Posted at 8:47 PM, Jul 25, 2021
and last updated 2021-07-25 22:47:47-04

SPANISH FORK, Utah — At least two fires in northern Utah were confirmed to have been started by fireworks on Pioneer Day as Utah struggles with an extreme drought impacting almost all of the state.

The hay was still smoking Sunday morning at a barn in Spanish Fork, which was the scene of a large structure fire just after midnight.

READ: Spanish Fork barn engulfed in flames started by fireworks

According to the Utah County Fire Marshal, the fire was started by a single mortar firework, which is banned in Utah. A neighbor who lives uphill from the barn reported seeing the mortar go off, with one ember landing on top of the barn and instantly starting the blaze. It engulfed the structure and burned around 100 tons of hay stored inside.

The owner of the barn, who declined an on-camera interview with FOX 13, said the hay was worth $30,000, and it cannot be replaced due to limited supply caused by the drought across the western U.S.

Tooele resident Brad Christensen nearly lost his home when a fire started in his front yard around 9 p.m. Saturday night.

"I went over to close my window and I smelled smoke," Christensen said. "At first I thought started in [my] evergreen bush which is nothing but a skeleton right now. I figured it might've been fireworks-related, you know, sparks or something hit it."

Tooele City Fire Department confirmed with FOX 13 that the blaze was caused by fireworks. The flames consumed Christensen's truck and burned part of his garage. He said he normally sets off fireworks for Pioneer Day but avoided them this year.

READ: Wildfire caused by target shooting forces evacuations

"I appreciate the fact that other people do it, but it's unfortunate that I ended up with this," He added, looking at the damage done by the fire.

Firefighters have pleaded with the public throughout the summer to avoid fireworks this year. The owner of the barn in Spanish Fork said the damage will set him back tens of thousands of dollars as he scrambles to find hay to feed his cattle.
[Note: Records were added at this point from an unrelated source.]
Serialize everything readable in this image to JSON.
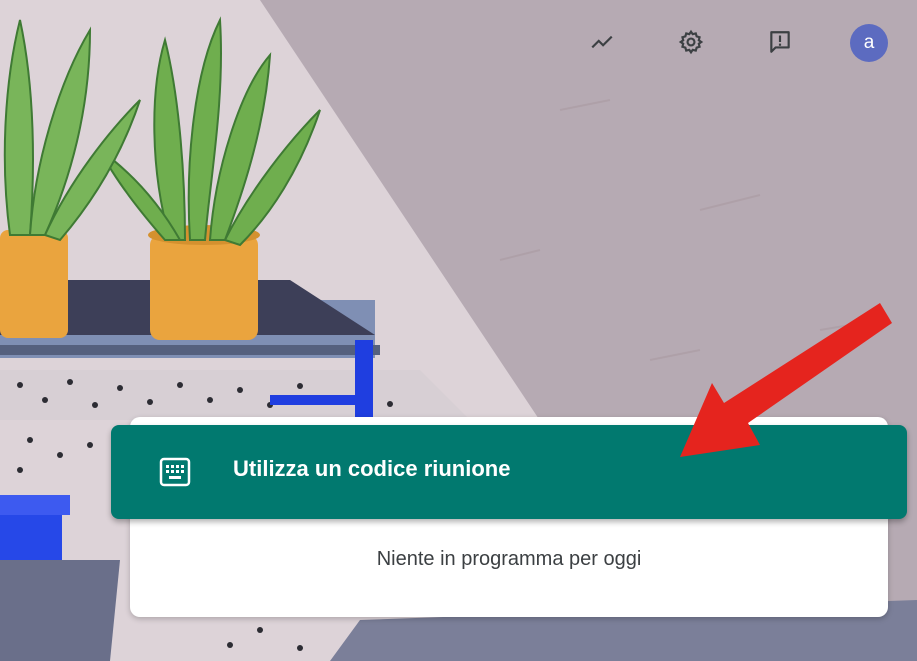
{
  "header": {
    "icons": [
      "trend-icon",
      "gear-icon",
      "feedback-icon"
    ],
    "avatar_letter": "a"
  },
  "actions": {
    "join_with_code_label": "Utilizza un codice riunione"
  },
  "schedule": {
    "empty_message": "Niente in programma per oggi"
  },
  "colors": {
    "accent_green": "#01796f",
    "avatar_bg": "#5c6bc0",
    "annotation_arrow": "#e5241e"
  }
}
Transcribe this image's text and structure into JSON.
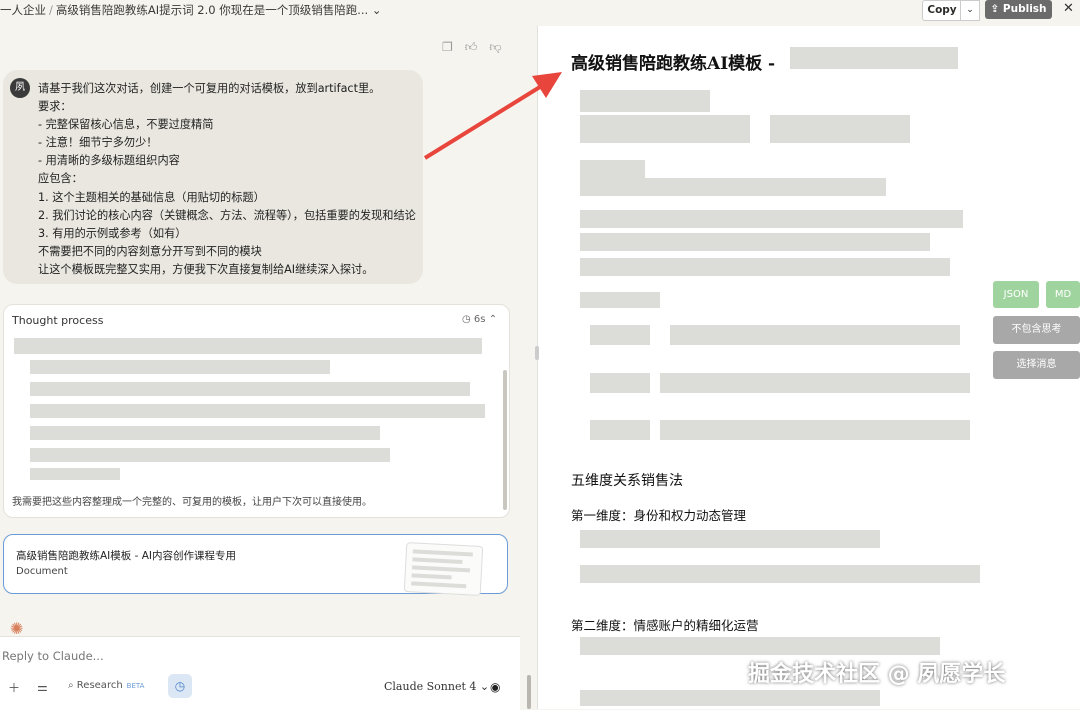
{
  "breadcrumb": {
    "project": "一人企业",
    "separator": "/",
    "chat_title": "高级销售陪跑教练AI提示词 2.0 你现在是一个顶级销售陪跑..."
  },
  "user_message": {
    "avatar_initial": "夙",
    "lines": [
      "请基于我们这次对话，创建一个可复用的对话模板，放到artifact里。",
      "要求：",
      "- 完整保留核心信息，不要过度精简",
      "- 注意！细节宁多勿少！",
      "- 用清晰的多级标题组织内容",
      "应包含：",
      "1. 这个主题相关的基础信息（用贴切的标题）",
      "2. 我们讨论的核心内容（关键概念、方法、流程等），包括重要的发现和结论",
      "3. 有用的示例或参考（如有）",
      "不需要把不同的内容刻意分开写到不同的模块",
      "让这个模板既完整又实用，方便我下次直接复制给AI继续深入探讨。"
    ]
  },
  "thought": {
    "title": "Thought process",
    "duration": "6s",
    "footer": "我需要把这些内容整理成一个完整的、可复用的模板，让用户下次可以直接使用。"
  },
  "document_card": {
    "title": "高级销售陪跑教练AI模板 - AI内容创作课程专用",
    "type": "Document"
  },
  "composer": {
    "placeholder": "Reply to Claude...",
    "research_label": "Research",
    "beta_label": "BETA",
    "model": "Claude Sonnet 4"
  },
  "artifact": {
    "copy_label": "Copy",
    "publish_label": "Publish",
    "heading": "高级销售陪跑教练AI模板 -",
    "section": "五维度关系销售法",
    "dimension1": "第一维度：身份和权力动态管理",
    "dimension2": "第二维度：情感账户的精细化运营"
  },
  "side_tools": {
    "json": "JSON",
    "md": "MD",
    "no_thinking": "不包含思考",
    "select_message": "选择消息"
  },
  "watermark": "掘金技术社区 @ 夙愿学长",
  "colors": {
    "accent_blue": "#6b9bd6",
    "green_btn": "#9fd49f",
    "arrow_red": "#e8453c"
  }
}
He's worried he may have to sell a few cows because of the setback.

Fire officials are reminding people that if they start a fire, they're liable for any damage caused, as well as the cost of firefighting efforts which can be up to $20,000 per hour, according to the Utah County Fire Marshal.